Massive Cauldron of Chaos, released by Norway’s 1349 in 2014, was in many ways the pinnacle of contemporary black metal, for me: blistering, fast misanthropy distilled into one unforgiving package. After hearing earworm hits like “Slaves” or “Godslayer,” I truly thought 1349 could get no better – no small claim, giving the indisputable quality of prior releases like Hellfire in 2005 or Demonoir in 2010. But all that was before The Infernal Pathway. (pre-order/save a copy here) This latest release takes the raw, unshaped materials of their discography up until this point, and re-alloys these into a purpose-built, honed, tempered tool of musical murder. Surgically sharp where needed, and brutally bludgeoning everywhere else.

Having reviewed their “celebration of Edvard Munch” single, Dødskamp, earlier this year, I was expecting some more of their new-found delight in melodic over rhythmic constructs to be present – what I wasn’t expecting was such an intellectual side to Archaon’s guitar work.
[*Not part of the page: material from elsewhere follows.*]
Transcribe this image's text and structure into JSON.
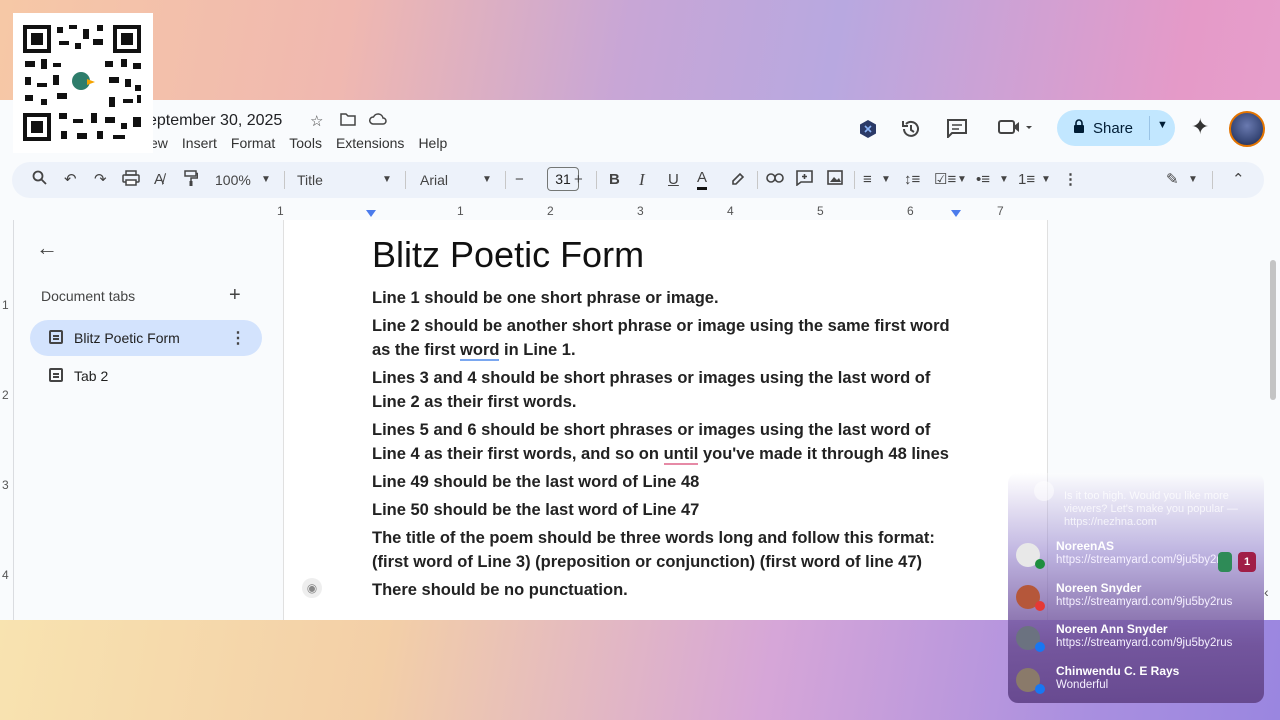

Tracks like “Deeper Still” or “Stand Tall in Fire” are not just indicative of his technical mastery of his instrument (now custom built by the Lutherie Infernus in England – but his respect for the craft of songwriting. The “Tunnel of Set” instrumental/atmospheric saga begun on Demonoir continues, too, building thematically across chapters VIII, IX and X – itself a telling display of compositional chops.

“Through Eyes of stone,” released as an EP earlier this year, sets the tone for the entire record.

Make no mistake, though – showcasing a more profound musical presence in no way detracts from the hard-hitting, uncompromising assaults 1349 fans have come to expect. Album opener “Abyssos Antithesis,” for example, may start out with a welcoming, upbeat black-n-roll riff, but it rapidly becomes an all-out war on the senses, lit by tracer-fire lead work and underscored by the unmistakable percussive barrage only Frost can provide. Thrash (“Through Eyes of Stone”) and death metal (“Striding the Chasm”) influences may make themselves known, but the overall tone of the album is True Norwegian Black Metal at its finest. On top of the expected tropes (like the tremolo work and dissonance on “Deeper Still”) Ravn’s searing rasp is an essential aspect of this, as it still lends an aural signature to the proceedings. This is especially noticeable in spoken word passages, such as on “Stand Tall in Fire.”

If I had to have one glaring criticism, however, it would be the understated bass presence: Seidemann’s contributions are essential to the 1349 sound and I find this to be lacking on The Infernal Pathway: the low-end nastiness is still there, just not pronounced. It’s as if the contrapuntal figure Seidemann has played in the past has taken on a more supporting and less central role on this album. Perhaps its the digital release, but I am willing to wait for physical copies to hit the stores to test this theory – the mastering may not be as representative of the band as a holistic entity as I would like, but even so I’ll state unequivocally that The Infernal Pathway is still an incredible album.

The official stream of “Striding the Chasm” highlights the fast, structured influence of death metal riffing, but contrasts it with Ravn’s vocal style and Frost’s jazz-like sensitivity to shifts in rhythm, making for an entirely unique black metal voicing.

The Infernal Pathway is easily 1349’s most complex record yet, but the ferocity of the message remains the primary objective. The Norwegian quartet’s iconoclastic virulence is in no way diminished by this stylistic shift, making this a hugely impressive record. The sound is purely and unmistakably 1349, full of bombast, splendour and hatred.

The Infernal Pathway Track Listing:

01. Abyssos Antithesis
02. Through Eyes of Stone
03. Tunnel of Set VIII
04. Enter Cold Void Dreaming
05. Towers upon Towers
06. Tunnel of Set IX
07. Deeper Still
08. Striding the Chasm
09. Dødskamp
10. Tunnel of Set X
11. Stand Tall in Fire

Run Time: 44:02
Release Date: October 18, 2019
Record Label: Season of Mist

The frostbitten darkness of “Enter Cold Void Dreaming” is still lit from below by 1349’s signature aural hellfire approach, recalling prior releases.

This is Dayv. He writes stuff and makes being an aging goth cool again. Actually, nobody can do the latter, so let's just stick to him writing stuff. Predominantly about black metal, tattoos and other essential cultural necessities. He also makes pretty pictures, but that's just to pay the bills.